Apparently, the City of Hallandale Beach's contract with Jeff Ellis Management expires at the end of this year. It might be worth their while to get some more bids or take back their responsibility for lifeguard services.

I'm not sure the city can accept their current level of risk. Their contactor appears to be a liability.

Just my opinion


  1. Capt. Schmoe,

    Although I haven't dealt with Ellis & Associates (that's how I knew them back when..) for over 20 years, I strongly doubt Jeff Ellis has changed his management style much. The company trained all of the lifeguards at a waterpark in Palm Springs when I worked there in 1987-89, and Jeff Ellis himself used to get into the pool with us to test our skills. He was a damned fine instructor, and when you had to rescue him, you'd better be ready for a real rescue.
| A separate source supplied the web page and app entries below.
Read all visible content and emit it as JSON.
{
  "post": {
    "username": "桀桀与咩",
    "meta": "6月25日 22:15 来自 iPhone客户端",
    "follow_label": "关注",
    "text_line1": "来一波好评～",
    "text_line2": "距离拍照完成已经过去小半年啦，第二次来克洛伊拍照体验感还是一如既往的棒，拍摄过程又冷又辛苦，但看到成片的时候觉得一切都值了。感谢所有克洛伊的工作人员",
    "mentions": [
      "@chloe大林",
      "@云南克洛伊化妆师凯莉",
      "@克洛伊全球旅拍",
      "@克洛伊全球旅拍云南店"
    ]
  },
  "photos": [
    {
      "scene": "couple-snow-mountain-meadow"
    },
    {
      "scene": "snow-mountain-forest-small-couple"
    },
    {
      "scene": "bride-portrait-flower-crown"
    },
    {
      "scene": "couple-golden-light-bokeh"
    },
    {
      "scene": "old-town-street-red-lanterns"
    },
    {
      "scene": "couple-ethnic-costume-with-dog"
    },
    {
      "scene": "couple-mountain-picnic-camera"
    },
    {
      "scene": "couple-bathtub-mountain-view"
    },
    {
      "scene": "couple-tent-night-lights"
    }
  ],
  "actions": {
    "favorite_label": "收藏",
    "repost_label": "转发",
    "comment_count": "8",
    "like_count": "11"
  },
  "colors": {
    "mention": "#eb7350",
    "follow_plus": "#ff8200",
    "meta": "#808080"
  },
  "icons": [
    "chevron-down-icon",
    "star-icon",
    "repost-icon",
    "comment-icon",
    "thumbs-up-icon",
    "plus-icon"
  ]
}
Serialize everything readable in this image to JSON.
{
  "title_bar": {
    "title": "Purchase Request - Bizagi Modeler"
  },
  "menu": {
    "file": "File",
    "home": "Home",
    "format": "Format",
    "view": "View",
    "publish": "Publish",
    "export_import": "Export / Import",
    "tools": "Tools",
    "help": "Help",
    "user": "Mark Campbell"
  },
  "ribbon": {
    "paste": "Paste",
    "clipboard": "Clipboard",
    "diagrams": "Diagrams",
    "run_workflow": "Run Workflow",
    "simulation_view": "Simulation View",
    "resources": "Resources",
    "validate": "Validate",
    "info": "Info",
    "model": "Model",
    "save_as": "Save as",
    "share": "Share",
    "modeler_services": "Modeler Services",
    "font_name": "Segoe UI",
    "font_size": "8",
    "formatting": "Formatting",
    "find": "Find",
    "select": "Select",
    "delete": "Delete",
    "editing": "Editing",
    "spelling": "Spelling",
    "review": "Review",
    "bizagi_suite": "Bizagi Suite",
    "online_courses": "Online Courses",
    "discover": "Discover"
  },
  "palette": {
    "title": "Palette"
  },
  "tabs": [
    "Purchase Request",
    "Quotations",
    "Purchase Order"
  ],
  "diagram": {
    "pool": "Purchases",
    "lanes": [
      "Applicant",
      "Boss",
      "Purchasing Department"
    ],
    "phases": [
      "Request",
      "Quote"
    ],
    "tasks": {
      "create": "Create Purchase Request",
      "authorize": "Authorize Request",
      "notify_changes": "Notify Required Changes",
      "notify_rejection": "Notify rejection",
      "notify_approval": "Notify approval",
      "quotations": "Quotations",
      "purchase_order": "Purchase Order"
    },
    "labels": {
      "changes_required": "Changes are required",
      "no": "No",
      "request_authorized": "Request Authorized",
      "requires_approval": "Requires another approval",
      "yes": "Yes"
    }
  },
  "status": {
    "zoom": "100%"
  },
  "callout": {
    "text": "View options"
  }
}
The man came as close to actually drowning himself as one can get, in order to add realism to the rescue skills test for deep water lifeguards.

    Do I think he knew beforehand about the firings? Most likely. I'm sure the reversal is more geared towards keeping a highly profitable contract, and less about public opinion for the "right thing to do" aspect. But, I wasn't in the room, so that's just my two cents. That and about $2.50 will get you a cup of coffee these days.

  2. Lunchbox - As good an instructor Ellis might be, the pooch got screwed on this one. I read that Tomas Lopez was scheduled to be on CNN tonight, that can't be good for business.

    I understand the need to follow terms of a contract, but a little common sense would have gone a long way here.

    Imagine some kid on a stand at the beach, making $8.25 an hour. The kid is suddenly put in a position where they have to choose to cross a line, save a life and get fired or stand by and keep their job. I hope they would make the right choice.

    Thanks for the comment.

  3. So I guess the question becomes, for the $300,000+ that Ellis is getting from the city to cover that beach with $8.25/hour lifeguards, why doesn't the contract include the area Lopez made the rescue from?

  4. BH - Without knowing the terms and length of the contract, I really can't say but it is pretty safe to assume that Mr. Ellis isn't providing his services without at least the intent of making a profit. As he has been in business for quite some time, I am pretty confident that he IS making money.

    Usually, cities contract service as these to save personnel cost such as wages and benefits. As lifeguards tend to be part-time, temporary employees, wages and benefits are not usually an issue. $8.25 an hour is $8.25 regardless who pays it.

    Maybe the city feels that the administrative burden of the task makes contracting it out easier or cheaper, but I'd bet the savings are not as much as they thought it would be, especially when all of the factors are added up.

    I'm guessing that this incident will prompt some form of review of the matter. If not, it should.

    Thanks for the comment.